By contrast, the Alesis patent (US patent #5,297,181) for ADAT optical, which is the basis of their ADAT optical interface, recommends in its "preferred embodiment" a much more responsive PLL design. The loop filter for the 3-stage logic/analog PLL design specified by Alesis is at least 3 orders of magnitude faster and more responsive, being roughly equivalent to the frequency of the sample rate (e.g. 48 KHz), whereas the 2-stage JetPLL design uses a digital PLL with digital clock synthesizer in series with an analog PLL with analog VCO to create a 10 Hz loop filter bandwidth. (The digital PLL creates the very low loop filter bandwidth, and then the analog PLL removes the undesirable "intrinsic" jitter artifacts from the digital PLL.)

The particular Genesis configuration had a daisy chain of four AudioRail units, with various sources used to generate the audio, and the DigiMax FS at the end. To verify that this problem is specific to the Presonus Digimax FS, we substituted a Behringer ADA8000 in its place, using the same configuration, and also did an FFT scan of the result (using the ADA8000), both with and without the four AudioRail units. The following is a screen capture of that result, to show that there is no audible artifact from a chain of four AudioRail units:

In this picture, the blue line with shaded blue area is with 4 AudioRail units in the chain, and the thin green line is with the 4 AudioRail units removed and Toslink cable connected directly. The input signal is a 55 Hz sine wave at -6 dB, shown in the wave editor underneath the FFT plot, scanned for about 8 seconds out of 10 seconds total (see dark green highlighting), using Kaiser windowing on the FFT. 24 bit audio was used, giving 144 dB of digital resolution.

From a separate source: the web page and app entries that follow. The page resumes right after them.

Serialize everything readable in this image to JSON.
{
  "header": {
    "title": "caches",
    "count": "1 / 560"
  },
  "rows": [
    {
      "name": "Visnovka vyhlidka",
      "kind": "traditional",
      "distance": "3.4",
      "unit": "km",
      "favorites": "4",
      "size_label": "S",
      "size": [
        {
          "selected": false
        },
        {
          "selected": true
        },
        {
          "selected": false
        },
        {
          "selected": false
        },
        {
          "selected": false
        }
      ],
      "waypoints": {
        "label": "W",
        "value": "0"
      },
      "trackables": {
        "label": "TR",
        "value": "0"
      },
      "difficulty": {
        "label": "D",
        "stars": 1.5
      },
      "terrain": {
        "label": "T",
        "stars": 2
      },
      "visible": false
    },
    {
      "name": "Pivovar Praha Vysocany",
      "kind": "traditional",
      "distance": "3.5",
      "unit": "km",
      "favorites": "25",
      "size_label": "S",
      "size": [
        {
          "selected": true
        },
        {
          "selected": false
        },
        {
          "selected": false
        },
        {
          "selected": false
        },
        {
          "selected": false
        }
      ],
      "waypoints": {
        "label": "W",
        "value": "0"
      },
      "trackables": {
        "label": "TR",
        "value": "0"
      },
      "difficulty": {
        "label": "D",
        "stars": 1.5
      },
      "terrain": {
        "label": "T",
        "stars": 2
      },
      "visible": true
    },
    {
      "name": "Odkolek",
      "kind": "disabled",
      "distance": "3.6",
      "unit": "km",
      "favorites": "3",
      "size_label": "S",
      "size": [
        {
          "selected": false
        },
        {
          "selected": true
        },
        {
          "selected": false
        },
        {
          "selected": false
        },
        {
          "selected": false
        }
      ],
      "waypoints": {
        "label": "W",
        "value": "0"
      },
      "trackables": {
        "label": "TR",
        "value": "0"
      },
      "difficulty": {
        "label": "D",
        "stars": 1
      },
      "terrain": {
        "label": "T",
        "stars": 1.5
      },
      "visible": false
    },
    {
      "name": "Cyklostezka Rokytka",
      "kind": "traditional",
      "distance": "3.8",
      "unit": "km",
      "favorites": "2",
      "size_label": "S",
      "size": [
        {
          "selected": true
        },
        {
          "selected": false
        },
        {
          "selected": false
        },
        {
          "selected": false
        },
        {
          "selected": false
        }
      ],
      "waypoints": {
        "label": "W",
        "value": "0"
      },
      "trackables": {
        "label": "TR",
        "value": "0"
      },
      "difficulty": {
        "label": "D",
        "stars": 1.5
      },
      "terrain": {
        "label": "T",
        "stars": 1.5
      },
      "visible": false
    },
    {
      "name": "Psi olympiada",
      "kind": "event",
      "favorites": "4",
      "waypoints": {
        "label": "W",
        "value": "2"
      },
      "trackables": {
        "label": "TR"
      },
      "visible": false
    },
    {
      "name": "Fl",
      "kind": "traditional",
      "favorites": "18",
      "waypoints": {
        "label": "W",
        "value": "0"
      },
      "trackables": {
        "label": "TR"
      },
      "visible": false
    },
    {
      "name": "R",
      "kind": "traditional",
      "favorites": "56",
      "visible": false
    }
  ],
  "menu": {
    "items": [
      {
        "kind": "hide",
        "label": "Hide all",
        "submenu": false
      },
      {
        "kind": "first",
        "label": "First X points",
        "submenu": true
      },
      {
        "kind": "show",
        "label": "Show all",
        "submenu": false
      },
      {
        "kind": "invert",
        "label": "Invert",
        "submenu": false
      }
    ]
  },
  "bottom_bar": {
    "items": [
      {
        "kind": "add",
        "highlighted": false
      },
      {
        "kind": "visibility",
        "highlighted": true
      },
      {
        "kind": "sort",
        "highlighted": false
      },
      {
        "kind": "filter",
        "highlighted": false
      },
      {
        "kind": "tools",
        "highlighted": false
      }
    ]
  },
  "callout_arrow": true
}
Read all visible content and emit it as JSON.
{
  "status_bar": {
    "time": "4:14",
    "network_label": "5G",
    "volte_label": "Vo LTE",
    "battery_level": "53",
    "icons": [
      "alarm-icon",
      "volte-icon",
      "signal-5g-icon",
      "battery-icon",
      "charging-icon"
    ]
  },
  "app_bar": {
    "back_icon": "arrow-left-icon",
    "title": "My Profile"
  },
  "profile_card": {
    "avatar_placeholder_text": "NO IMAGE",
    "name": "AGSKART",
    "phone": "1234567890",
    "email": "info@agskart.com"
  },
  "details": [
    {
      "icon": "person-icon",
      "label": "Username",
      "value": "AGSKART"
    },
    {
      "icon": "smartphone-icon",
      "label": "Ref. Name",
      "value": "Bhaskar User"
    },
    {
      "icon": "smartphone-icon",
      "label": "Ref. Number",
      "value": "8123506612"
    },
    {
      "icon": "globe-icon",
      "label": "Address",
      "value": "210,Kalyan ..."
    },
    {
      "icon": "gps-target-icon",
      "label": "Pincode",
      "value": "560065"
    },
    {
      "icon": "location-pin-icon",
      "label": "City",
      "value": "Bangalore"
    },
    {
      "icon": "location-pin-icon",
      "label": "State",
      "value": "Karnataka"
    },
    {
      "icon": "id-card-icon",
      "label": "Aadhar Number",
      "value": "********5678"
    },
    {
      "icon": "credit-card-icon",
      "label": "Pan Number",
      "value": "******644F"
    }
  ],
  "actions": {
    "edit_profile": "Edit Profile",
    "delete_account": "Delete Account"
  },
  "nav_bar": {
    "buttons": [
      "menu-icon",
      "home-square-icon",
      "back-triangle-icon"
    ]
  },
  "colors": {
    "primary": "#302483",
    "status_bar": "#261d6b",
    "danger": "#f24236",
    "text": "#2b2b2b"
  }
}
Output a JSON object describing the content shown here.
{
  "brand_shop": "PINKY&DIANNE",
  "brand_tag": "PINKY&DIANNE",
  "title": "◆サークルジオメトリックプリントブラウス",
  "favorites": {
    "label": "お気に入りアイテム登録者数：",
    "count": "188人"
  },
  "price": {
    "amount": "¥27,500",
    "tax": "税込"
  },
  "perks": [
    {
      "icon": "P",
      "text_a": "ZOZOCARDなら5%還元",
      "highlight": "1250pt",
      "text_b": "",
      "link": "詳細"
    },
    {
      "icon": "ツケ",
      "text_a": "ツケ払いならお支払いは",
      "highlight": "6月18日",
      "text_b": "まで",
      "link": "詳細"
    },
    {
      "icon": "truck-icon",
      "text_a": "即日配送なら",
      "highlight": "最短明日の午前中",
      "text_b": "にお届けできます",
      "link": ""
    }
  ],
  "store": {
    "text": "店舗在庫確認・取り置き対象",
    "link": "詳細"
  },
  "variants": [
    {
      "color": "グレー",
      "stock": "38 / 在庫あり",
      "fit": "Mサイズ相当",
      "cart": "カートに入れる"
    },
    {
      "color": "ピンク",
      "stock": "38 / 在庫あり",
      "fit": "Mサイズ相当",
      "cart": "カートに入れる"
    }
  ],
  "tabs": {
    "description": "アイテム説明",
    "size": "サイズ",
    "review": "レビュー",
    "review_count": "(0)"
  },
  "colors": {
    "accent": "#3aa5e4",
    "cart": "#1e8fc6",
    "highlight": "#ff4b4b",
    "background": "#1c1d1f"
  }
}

As will be evident from this, there are no audible artifacts from the addition of 4 AudioRail units, with the most significant artifacts being from the analog D/A and A/D conversions (less than -99 dB), which is where the green and blue match.

The Behringer ADA8000 recovers the ADAT signal (and clock) using the Alesis Semiconductor (now Wavefront Semiconductor) AL1402 ADAT optical decoder.

The conclusion from all of this is that the Presonus Digimax FS is not compatible with AudioRail, and probably is not compatible with other types of digital audio systems that similarly operate as a chain.

A few other relevant products use the "JetPLL" method, such as from M-Audio. A web search for the term "JetPLL" or a word search in any current or future product brochure will likely reveal if the product is using this method.

Genesis also tested with the Swissonic DA24, obtaining similar results. The Swissonic DA24 could not possibly use "JetPLL" because it is a much older design. But it cites in its feature list "Proprietary low-jitter clock recovery system" so it may be attempting the same goal and have the same problem. We don't have knowledge of any customers using the Swissonic DA24.

This has been a disappointment to us, particularly because the Digimax FS product seemed like a good product for customers who wanted to step up from the Behringer ADA8000 (or not use any Behringer product at all, as some do as a matter of choice). Now customers will have to continue to choose between the Behringer ADA8000 and much more expensive converter products.

We have updated our standalone converter list at the following URL:

For reference, our posted analysis of the low end Behringer ADA8000 converter product is at the following URL: